The Reserve Bank uses interest rates to curb consumer demand when inflation threatens to breach the 0-3 per cent target agreed to with the Government under a policy targets agreement.

There has been rare accord between National and Labour on the Reserve Bank's inflation-busting role for two decades.

But there has been mounting criticism that the Reserve Bank Act is too narrowly focused and hurting both exporters and householders after years of record high interest rates to keep inflation under control.

A select committee inquiry into monetary policy two years ago heard criticism from groups, including leading economists, that the focus on inflation had caused a vicious cycle of "unintended and undesirable consequences".

The focus on inflation meant that interest rates were raised to higher levels than most countries when the Reserve Bank forecast inflation to be above its target band.

That had attracted foreign funds into New Zealand, enabling a rise in house prices and causing big fluctuations in the financial sector.

But the dollar has remained at punishingly high levels in the wake of the global financial crisis, despite the Reserve Bank's official cash rate – which influences the interest rates charged by banks – plummeting to new lows.

Labour came under pressure while in office to change monetary policy and signalled a rethink toward the end of its term but did not indicate what might replace the current regime.

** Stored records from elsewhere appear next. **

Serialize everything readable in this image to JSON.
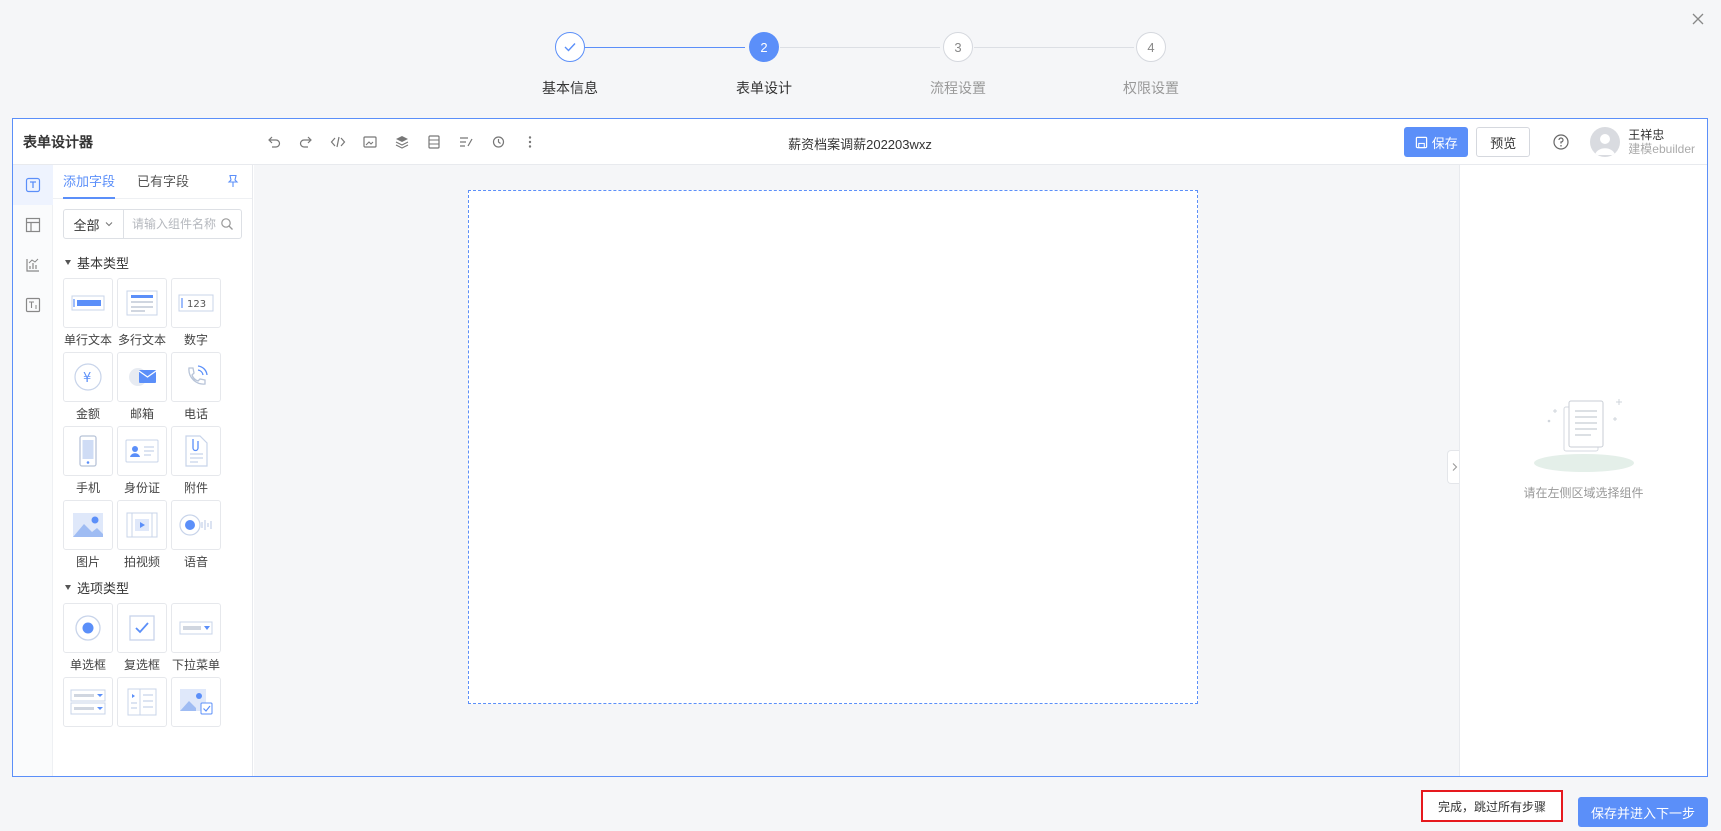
{
  "stepper": {
    "steps": [
      {
        "num": "✓",
        "label": "基本信息",
        "state": "done"
      },
      {
        "num": "2",
        "label": "表单设计",
        "state": "active"
      },
      {
        "num": "3",
        "label": "流程设置",
        "state": "todo"
      },
      {
        "num": "4",
        "label": "权限设置",
        "state": "todo"
      }
    ]
  },
  "designer": {
    "title": "表单设计器",
    "doc_name": "薪资档案调薪202203wxz",
    "save_label": "保存",
    "preview_label": "预览",
    "user": {
      "name": "王祥忠",
      "role": "建模ebuilder"
    }
  },
  "field_panel": {
    "tabs": [
      "添加字段",
      "已有字段"
    ],
    "filter_value": "全部",
    "search_placeholder": "请输入组件名称",
    "groups": [
      {
        "title": "基本类型",
        "items": [
          "单行文本",
          "多行文本",
          "数字",
          "金额",
          "邮箱",
          "电话",
          "手机",
          "身份证",
          "附件",
          "图片",
          "拍视频",
          "语音"
        ]
      },
      {
        "title": "选项类型",
        "items": [
          "单选框",
          "复选框",
          "下拉菜单",
          "",
          "",
          ""
        ]
      }
    ]
  },
  "prop_panel": {
    "empty_text": "请在左侧区域选择组件"
  },
  "footer": {
    "skip_label": "完成，跳过所有步骤",
    "next_label": "保存并进入下一步"
  },
  "colors": {
    "accent": "#5b8ff9",
    "highlight": "#e6191e"
  }
}
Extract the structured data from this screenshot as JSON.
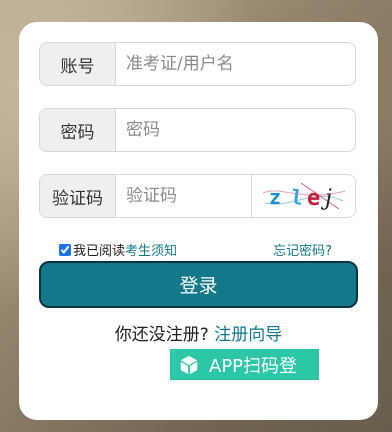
{
  "form": {
    "account": {
      "label": "账号",
      "placeholder": "准考证/用户名",
      "value": ""
    },
    "password": {
      "label": "密码",
      "placeholder": "密码",
      "value": ""
    },
    "captcha": {
      "label": "验证码",
      "placeholder": "验证码",
      "value": "",
      "image_text": "zlej"
    }
  },
  "agreement": {
    "checked": true,
    "prefix": "我已阅读",
    "link": "考生须知"
  },
  "forgot_password": "忘记密码?",
  "login_button": "登录",
  "register": {
    "question": "你还没注册?",
    "link": "注册向导"
  },
  "app_login": {
    "label": "APP扫码登",
    "icon": "cube-icon"
  },
  "colors": {
    "accent": "#13788a",
    "app_button": "#2bc7a6"
  }
}
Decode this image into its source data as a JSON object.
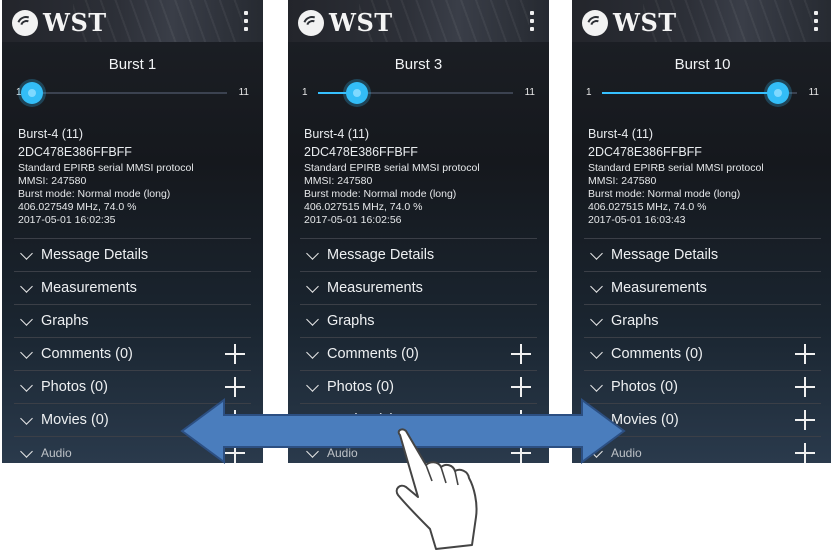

Mr Goff is not expected to spell out the alternatives in his speech today but will call for more work on the options.

Ad Feedback

- The Dominion Post

Special offers
Opinion poll

Should the speed limit be raised to 110kmh on some roads?

Yes

No

Vote Result

Related story: 110kmh limit moves closer

Featured Promotions

Sponsored Content